The Washington Capitals can be thankful on at least one count this morning: the Stanley Cup playoffs do not begin until next week.

The much-heralded preview at Capital Centre last night was an otherwise unmitigated disaster. With Mike Bossy and Brent Sutter scoring two goals apiece, the New York Islanders thrashed the Capitals, 7-1, and chased most of the 17,848 fans out the exits before the final buzzer.

The Islanders virtually wrapped up second place in the Patrick Division and the resulting home-ice advantage in the teams' upcoming best-of-five playoff series. New York, assured of an edge in any tie breaker because of more victories, is two points ahead and each team has two games remaining.

"We got blown out," said Washington Coach Bryan Murray. "We didn't play with the tempo, the spirit or the goaltending they had.
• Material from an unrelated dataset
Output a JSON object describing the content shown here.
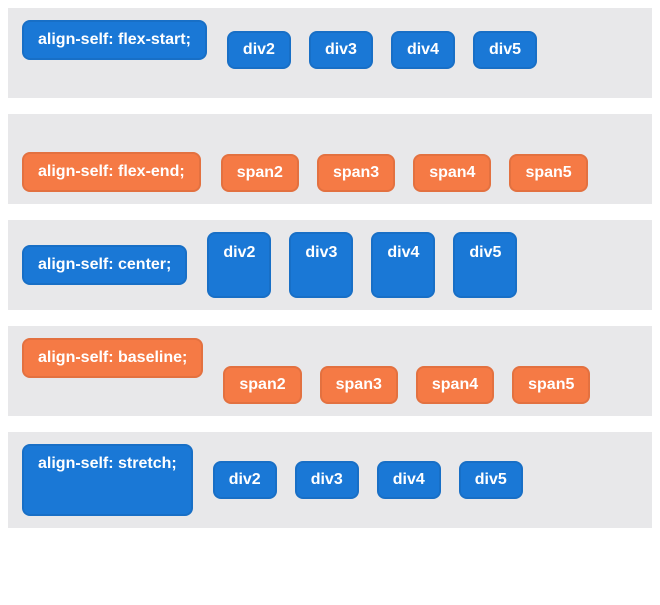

If we can't match up man for man in some situations better than we did tonight, we can't beat them. But we're going to play much better. I can assure you of that."

Goaltender Pat Riggin, who experienced a dreadful night in a game where the Islanders' shot advantage was only 24-23, tried to shoulder all the blame himself.
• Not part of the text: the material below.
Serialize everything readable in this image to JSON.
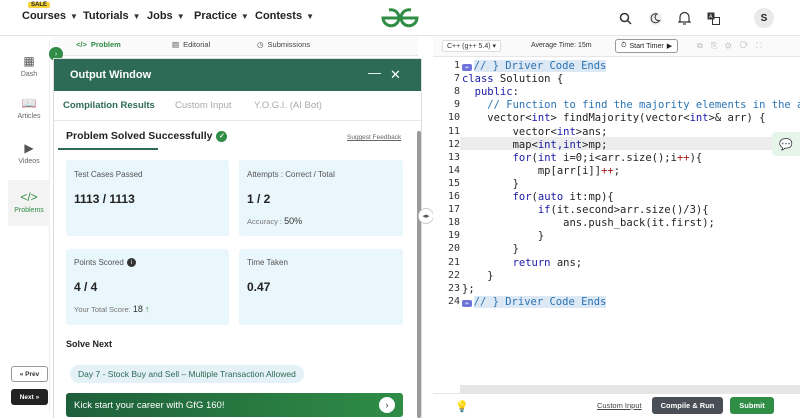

"The guys worked real hard; their problem was they had a goaltender who had a bad night," Riggin said. "It was bad timing for a bad game. There was a lot at stake tonight and I pride myself on being a pressure goaltender. But you have to take the bad with the good."
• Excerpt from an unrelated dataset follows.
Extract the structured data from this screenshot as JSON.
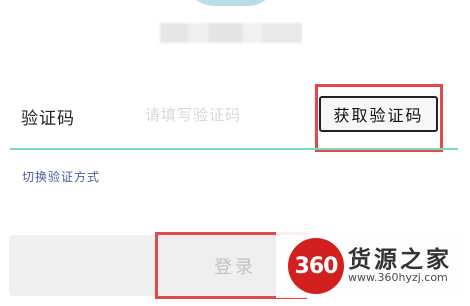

The worst of the bad came at a particularly untimely moment, 30 seconds after Bossy had beaten Riggin to a carom off the rear boards and banged the puck into the vacated net for a 1-0 advantage.

New York's Tomas Jonsson crossed the blueline near the right-wing boards and dumped the puck toward the net with a backhand motion that promised no difficulty for the goalie. However, the puck bounced crazily as it approached the goal and got between Riggin's legs to make it 2-0.

"It was a routine shot that hit a crack and skipped," Riggin said. "I had my stick down and my glove behind it, but it found a hole between my legs. I don't think it made it to the back of the net. I'd have liked to dig a hole and crawl in it."

Mike Gartner netted his 38th goal to put Washington on the scoreboard, but the fans had not finished their only full-spirited applause of the night before New York had regained its two-goal margin.

Brent Sutter converted a two-on-one pass from brother Duane, lining the puck just under the crossbar 49 seconds after Gartner's goal. Less than 13 minutes had elapsed since the opening faceoff, but the result was becoming evident.

Bossy made it 4-1 in the second period with his 59th goal of the season and 37th in 31 games against Washington. It also gave Bossy goals in six straight games.

Bob Bourne knocked in a rebound after Riggin dropped a Jonsson shot and it was 5-1 before the Capitals skated off at the second intermission to the boos of the faithless.

When Brent Sutter beat Riggin from the blueline early in the third period, the crowd began to disperse and few were left when Bob Nystrom completed the scoring with 65 seconds to play.

By then, the game had deteriorated into a farce. On one occasion, it took on the appearance of tag-team wrestling, with four separate bouts breaking out and the linesmen and referee Bryan Lewis skittering from one pair of combatants to another in vain effort to control things.

While conceding Riggin suffered a subpar night, Washington captain Rod Langway insisted that the blame should be shared among the rest of the players, and Murray agreed.

"Patty didn't have a good game, but not many guys did," Langway said. "We were discouraged about the way we played, but it's only one game in an 80-game season. We have to get ourselves mentally prepared for the playoffs now."

"Some people were outplayed badly," Murray said. "We're going to have to make some adjustments in the next couple of games. They kept Bossy, (Bryan) Trottier and (Anders) Kallur out there an awful lot and that's what they want, to play their offensive line against our defensive line."